I fed both horses a bran mash with a serving of Outlast the morning we left (12/27). They were fine in the trailer, other than fussing at one another more than usual in the first part of the trip. Hoss was recently moved into a pen next to another horse, who likes to pick fights. Well, Hoss managed to get the better of his neighbor, badly enough said neighbor was laid up for 3 days. So now, when Demon got to snuffling under the divider, Hoss thought he was a badass and fought back. I'm not positive a tussle is what resulted in Hoss's ear injury and fall in the trailer, but it seems a likely scenario. At least after that point it seemed the two were staying on their own sides of the divider.
Demon rode the 50 on day 1. He did a good and consistent job. I gave him a serving of Outlast at the lunch check and one again when we got back to camp. He also did the fun ride on day 3. That day I gave bran mashes with Outlast and gave him his regular serving with his lunch. On day 4 he did another 50, again going fine. I can't say as he performed any better than he usually does.
|Demon at the vet check on day 1, fascinated by the vehicles at the mine.|
What I can say was different was the quality and frequency of both horses' manure. They were both producing more well-formed manure balls and at a higher frequency. Demon was less likely to slow down or stop to poop. They were much easier than usual to clean up after. In this regard, I can say they were doing better.
Meanwhile, back at the ranch....
Beth has been observing changes in my 3 endurance horses and in the 2 she started on the Outlast before I left for the ride. She noted DC is eating better, even when fed far from the other horses, and isn't charging around her pen when another horse is taken out. Demon seems more cheerful and animated. Hoss is more likely to interact with people other than me. These are all changes I had been watching and not commenting on, due to worries about the placebo effect. Even though I don't really expect changes, and am doing my best to stay objective, of course I want my horses to be happier, so I know it would be easy to think some change I think I see is due to the Outlast. I've been waiting to see if the changes seem to stick.

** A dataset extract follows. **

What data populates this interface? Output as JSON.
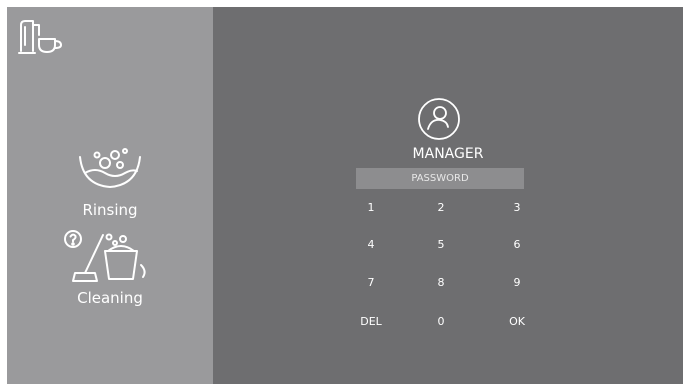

Due to the changes she's been seeing, Beth decided to start the 4 other horses on Outlast.
In particular, Amira seems to have benefited greatly. I picked up this mare from Iowa in October. It's fair to say she has had a very traumatic history with trailers and was otherwise essentially unhandled. Even when I picked her up we had quite a hard time. It took 5 hours and a rather large dose of sedative to get her on the trailer. Before the sedation, she had at one point fallen out of the trailer we'd gotten her half on, struck her head on a post, and laid on her chest for a solid 15 minutes groaning. I can't blame the horse for being a bit alarmed by people after all she's been through just with trailers. We haven't been able to so much as touch this mare since we got her home. I made an attempt at trimming her feet when she was sedated for teeth and almost got my head removed for my trouble.
|Amira before Outlast. Looking for an escape.|
Before I left for Death Valley, I cornered Amira and got a halter and drag rope on her. Even with this, she was difficult to handle and certainly untouchable beyond her withers. Beth started giving her the Outlast, and the difference is night and day. She was even able to brush Amira down to her hocks, an action likely to result in a kicking fit before. Amira is even different before the Outlast and after, enough to make the product look like magic. I've decided to start giving it to her 3 times per day. Since she lives next to the barn this is easy to accomplish.
|After Outlast. Soft eye and relaxed body language.|
One of the boarded horses, Jack, is reportedly doing quite well too. He's more focused and less suspicious than he was before.
I won't say I'm a believer, but I will say it looks promising, at least for more than half the horses here.